The world of technology sure moves fast – and people in the creative industries know it better than most. While certain media platforms have been harshly afflicted by 21st century fluidity (the printed word is a paramount example), resignation isn’t the appropriate response.
Romantic attachments to particular mediums can be difficult to sever, but it’s imperative to harness what’s happening right now or else get left behind. For budding animators, filmmakers, designers, games developers and audio producers, this is where a creative media institution like SAE slides into view. At present, there’s more demand for training in these fields than ever before.
“Essentially, almost anything that you look at – whether it’s your phone, or a TV commercial, or music being produced, or a short documentary – it is, to an extent, a combination of skills across all or some of these disciplines,” says Radovan Klusacek, SAE Sydney’s campus manager. “And it’s only going to go ahead. I think we are just at the very beginning of the role that media will actually play in our lives.”
SAE’s Surry Hills campus has been educating folks interested in working in the film and music industries since 1976. In February this year, SAE packed its things and relocated to a greatly advanced facility situated on York Street in the CBD. “The new campus is purpose-built from the ground up,” Klusacek says. “We could do anything we wanted, and that’s one of the rare opportunities that you have as an education institution – to actually design the spaces in such a way that they support the way we deliver our courses and support the nature of the courses.”
Truth be told, here in Sydney there are no shortage of schools that provide training in audio, film and multimedia technologies. However, Klusacek believes that what makes SAE unique is the opportunity for students to become simultaneously acquainted with the inner workings of multiple fields.
“We put the students in a situation where they interact with other disciplines,” he says. “We have animation and film students working on projects together because that is what will be happening in real life. So they not only learn the technical skills – how to operate a camera or how to operate a piece of animation software – but also how to interact with people in other disciplines in an environment that looks and feels very much like what they would be experiencing in real life. The real-life learning experience is of utmost importance to us.”
Something that often deters people from seeking academic training in a creative field is the expectation that it will involve being force-fed a particular, inflexible method. It’s difficult to strike a balance between adhering to a teaching curriculum and allowing for individual experimentation, but SAE understands how important it is to cultivate a distinctly personal approach.
“If you go on the internet you can find information about how to operate just about any piece of equipment,” Klusacek says, “so we don’t spend all our time on teaching the technical side of things.
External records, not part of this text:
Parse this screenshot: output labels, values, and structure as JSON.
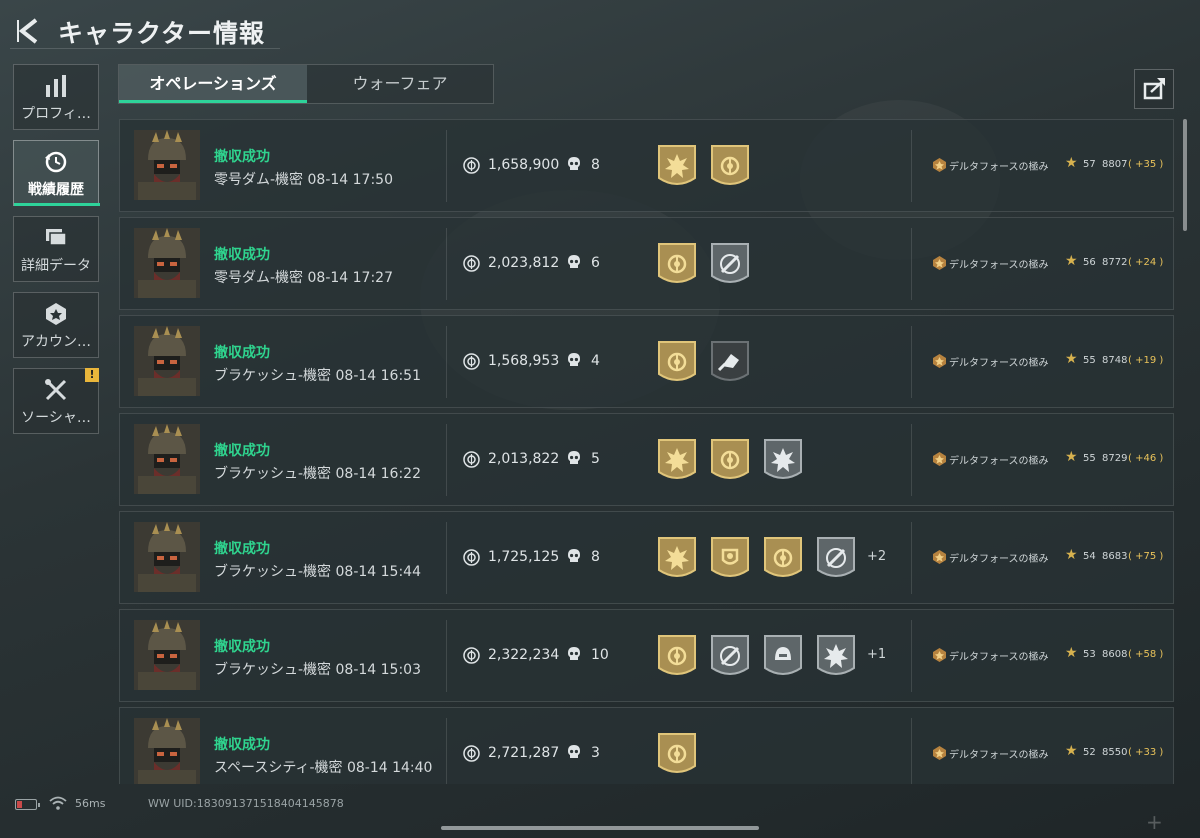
{
  "header": {
    "title": "キャラクター情報"
  },
  "sidebar": {
    "items": [
      {
        "label": "プロフィ…",
        "icon": "bar-chart-icon",
        "active": false
      },
      {
        "label": "戦績履歴",
        "icon": "history-icon",
        "active": true
      },
      {
        "label": "詳細データ",
        "icon": "folder-icon",
        "active": false
      },
      {
        "label": "アカウン…",
        "icon": "account-badge-icon",
        "active": false
      },
      {
        "label": "ソーシャ…",
        "icon": "tools-icon",
        "active": false,
        "notice": "!"
      }
    ]
  },
  "tabs": [
    {
      "label": "オペレーションズ",
      "active": true
    },
    {
      "label": "ウォーフェア",
      "active": false
    }
  ],
  "matches": [
    {
      "status": "撤収成功",
      "map": "零号ダム-機密 08-14 17:50",
      "value": "1,658,900",
      "kills": "8",
      "medals": [
        "gold-burst",
        "gold-emblem"
      ],
      "more": "",
      "rank": "デルタフォースの極み",
      "level": "57",
      "points": "8807",
      "delta": "( +35 )"
    },
    {
      "status": "撤収成功",
      "map": "零号ダム-機密 08-14 17:27",
      "value": "2,023,812",
      "kills": "6",
      "medals": [
        "gold-emblem",
        "silver-crosshair"
      ],
      "more": "",
      "rank": "デルタフォースの極み",
      "level": "56",
      "points": "8772",
      "delta": "( +24 )"
    },
    {
      "status": "撤収成功",
      "map": "ブラケッシュ-機密 08-14 16:51",
      "value": "1,568,953",
      "kills": "4",
      "medals": [
        "gold-emblem",
        "dark-hand"
      ],
      "more": "",
      "rank": "デルタフォースの極み",
      "level": "55",
      "points": "8748",
      "delta": "( +19 )"
    },
    {
      "status": "撤収成功",
      "map": "ブラケッシュ-機密 08-14 16:22",
      "value": "2,013,822",
      "kills": "5",
      "medals": [
        "gold-burst",
        "gold-emblem",
        "silver-burst"
      ],
      "more": "",
      "rank": "デルタフォースの極み",
      "level": "55",
      "points": "8729",
      "delta": "( +46 )"
    },
    {
      "status": "撤収成功",
      "map": "ブラケッシュ-機密 08-14 15:44",
      "value": "1,725,125",
      "kills": "8",
      "medals": [
        "gold-burst",
        "gold-shield",
        "gold-emblem",
        "silver-crosshair"
      ],
      "more": "+2",
      "rank": "デルタフォースの極み",
      "level": "54",
      "points": "8683",
      "delta": "( +75 )"
    },
    {
      "status": "撤収成功",
      "map": "ブラケッシュ-機密 08-14 15:03",
      "value": "2,322,234",
      "kills": "10",
      "medals": [
        "gold-emblem",
        "silver-crosshair",
        "silver-helmet",
        "silver-burst"
      ],
      "more": "+1",
      "rank": "デルタフォースの極み",
      "level": "53",
      "points": "8608",
      "delta": "( +58 )"
    },
    {
      "status": "撤収成功",
      "map": "スペースシティ-機密 08-14 14:40",
      "value": "2,721,287",
      "kills": "3",
      "medals": [
        "gold-emblem"
      ],
      "more": "",
      "rank": "デルタフォースの極み",
      "level": "52",
      "points": "8550",
      "delta": "( +33 )"
    }
  ],
  "footer": {
    "ping": "56ms",
    "uid": "WW UID:183091371518404145878",
    "battery_level": 0.25
  },
  "colors": {
    "accent": "#2ed39a",
    "success": "#2fd58f",
    "gold": "#c9a54a",
    "delta": "#e8c25a"
  }
}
Yes, you’re learning how to operate a camera, but what do you do with it? What is the message that you’re trying to portray? What is the outcome that you are trying to achieve? And how do you achieve that given the skills that you have and also the personality and the aspirations [you have]? The focus on creativity is very much hand-in-hand with teaching the technical skills.”